The Beatles experimented throughout their careers with different sounds and techniques, perhaps never more so than on their 1967 EP Magical Mystery Tour, the songs of which appeared in the psychedelic film they made of the same name. “Blue Jay Way” represents George Harrison’s lone contribution to that collection of songs.

Videos by American Songwriter

What is the song about? How was it inspired by a real-life incident? And why did Harrison choose to write the song on organ instead of guitar? Let’s take an in-depth look at “Blue Jay Way,” which has to go down as one of the spookiest songs in the Fab Four’s hallowed catalog.

Waiting on a Friend

The year 1967 was an extremely busy and productive one for The Beatles.

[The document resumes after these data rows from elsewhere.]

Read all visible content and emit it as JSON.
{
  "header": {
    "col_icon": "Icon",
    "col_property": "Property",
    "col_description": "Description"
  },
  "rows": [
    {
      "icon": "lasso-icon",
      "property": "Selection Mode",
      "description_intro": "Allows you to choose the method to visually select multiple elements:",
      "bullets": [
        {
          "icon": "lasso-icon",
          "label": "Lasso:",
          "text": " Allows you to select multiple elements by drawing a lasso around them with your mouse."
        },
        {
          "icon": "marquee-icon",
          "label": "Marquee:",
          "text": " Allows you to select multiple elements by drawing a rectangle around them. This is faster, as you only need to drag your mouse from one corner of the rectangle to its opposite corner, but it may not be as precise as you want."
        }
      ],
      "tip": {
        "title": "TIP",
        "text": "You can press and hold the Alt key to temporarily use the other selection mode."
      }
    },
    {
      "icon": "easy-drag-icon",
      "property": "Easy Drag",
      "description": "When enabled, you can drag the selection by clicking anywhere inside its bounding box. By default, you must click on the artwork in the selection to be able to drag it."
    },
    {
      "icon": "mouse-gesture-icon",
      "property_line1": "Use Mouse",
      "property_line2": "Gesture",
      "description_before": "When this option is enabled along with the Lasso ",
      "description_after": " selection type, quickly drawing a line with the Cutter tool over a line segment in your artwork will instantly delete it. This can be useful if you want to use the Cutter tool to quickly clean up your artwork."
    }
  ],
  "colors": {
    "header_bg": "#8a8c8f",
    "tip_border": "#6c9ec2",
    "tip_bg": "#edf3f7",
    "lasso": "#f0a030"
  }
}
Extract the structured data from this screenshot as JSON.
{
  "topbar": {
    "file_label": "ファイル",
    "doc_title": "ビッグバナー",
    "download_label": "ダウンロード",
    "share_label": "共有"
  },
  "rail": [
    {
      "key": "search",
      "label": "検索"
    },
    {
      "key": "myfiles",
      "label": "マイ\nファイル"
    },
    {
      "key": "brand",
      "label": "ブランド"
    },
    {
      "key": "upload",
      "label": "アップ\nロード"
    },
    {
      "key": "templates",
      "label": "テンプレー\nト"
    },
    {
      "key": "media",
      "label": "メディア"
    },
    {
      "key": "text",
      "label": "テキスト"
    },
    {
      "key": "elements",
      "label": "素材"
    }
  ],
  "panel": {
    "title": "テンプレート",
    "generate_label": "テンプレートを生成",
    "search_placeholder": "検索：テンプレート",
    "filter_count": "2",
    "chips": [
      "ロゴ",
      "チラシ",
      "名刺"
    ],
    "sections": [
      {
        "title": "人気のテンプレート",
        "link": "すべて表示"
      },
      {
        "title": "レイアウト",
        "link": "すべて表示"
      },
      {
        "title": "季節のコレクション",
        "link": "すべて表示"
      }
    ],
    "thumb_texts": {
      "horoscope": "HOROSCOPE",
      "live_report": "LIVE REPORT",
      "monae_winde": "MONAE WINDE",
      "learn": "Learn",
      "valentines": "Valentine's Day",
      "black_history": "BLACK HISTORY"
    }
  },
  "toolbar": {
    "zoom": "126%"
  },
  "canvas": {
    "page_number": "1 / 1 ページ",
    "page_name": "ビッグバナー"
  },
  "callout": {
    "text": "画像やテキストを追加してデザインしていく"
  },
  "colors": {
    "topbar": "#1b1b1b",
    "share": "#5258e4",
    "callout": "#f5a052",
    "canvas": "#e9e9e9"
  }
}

The decision to stop touring left them with more time for music creation, which is how they were able to squeeze in the recording of Sgt. Pepper’s Lonely Hearts Club Band, Magical Mystery Tour, and several huge singles (not to mention making the Magical Mystery Tour movie).

Somehow, in the middle of all that activity, George Harrison had some time to visit Los Angeles. He arranged to rent a house for a short stay in August 1967. The house belonged to a man who once managed the star actress Doris Day, and it was located on, you guessed it, Blue Jay Way.

Not long after Harrison arrived, Derek Taylor, The Beatles’ press secretary, was supposed to join him. Considering it was a foggy night, and the hills of LA aren’t that easy to navigate even in the best of conditions, Taylor, somewhat predictably, got lost. Harrison was beat from his own flight, but he didn’t want to sleep until Taylor made it to the house. What to do?

Organ-ic Material

While investigating the house, Harrison found an old Hammond organ. To stave off slumber, he decided to write a song on the organ. Perhaps because his mind was too weary to think of anything else, the lyrics to the song, which he titled “Blue Jay Way,” turned out to be a play-by-play of that evening’s events.

In composing the song on the old organ, Harrison created a somewhat askew vibe via the stalking pace and odd chords. The Beatles then went about playing up those weird vibes in the studio. Harrison’s voice, thanks to the artificial double-tracking that the band liked to use, leaves psychedelic trails in its wake with every word he intones.

The backing vocals of John Lennon and Paul McCartney are made to sound like they’re a pair of apparitions being dragged back into the corporeal world. Even the cello, played by Peter Willison, is unsettling. “Revolution 9” might give it a run for its money, but “Blue Jay Way” would have to be in the pole position in the race for Beatles song most likely to score a horror movie scene.

What is the Meaning of “Blue Jay Way”?

When you read them on paper separate from the music, the lyrics to “Blue Jay Way” seem like a quite innocuous retelling of Taylor’s escapades (and Harrison’s reaction to them) that fateful evening. Even the line about the policeman on the street was a reference to Taylor having told Harrison he could just ask a cop if he got lost.

But when you add them to the music, they take on a much more menacing tone. There’s a fog upon L.A. is an ominous table-setting line in that context. Suddenly, the friends who have lost themselves instead seem to be caught in a purgatorial limbo. And when Harrison warns, Please don’t you be very long / Or I may be asleep, we can’t help but wonder if it’s the kind of repose from which you don’t awaken.

Such is the strange spell cast by this song. “Blue Jay Way” emerged from George Harrison’s boredom and fatigue. And, thanks to his skills and those of his band, that street became an address out where mortals fear to tread.

When you purchase through links on our site, we may earn an affiliate commission.

Photo by David Redfern/Redferns

Leave a Reply

Eddie Vedder Explained How Pearl Jam Illness "Felt Like a Near-Death Experience"

Eddie Vedder Explains How Pearl Jam Illness “Felt Like a Near-Death Experience”

Beatles Ringo Starr Credits Music Icon for Inspiring Him To Go Country

Beatles Legend Ringo Starr Credits Fellow Music Icon for Inspiring Him To Go Country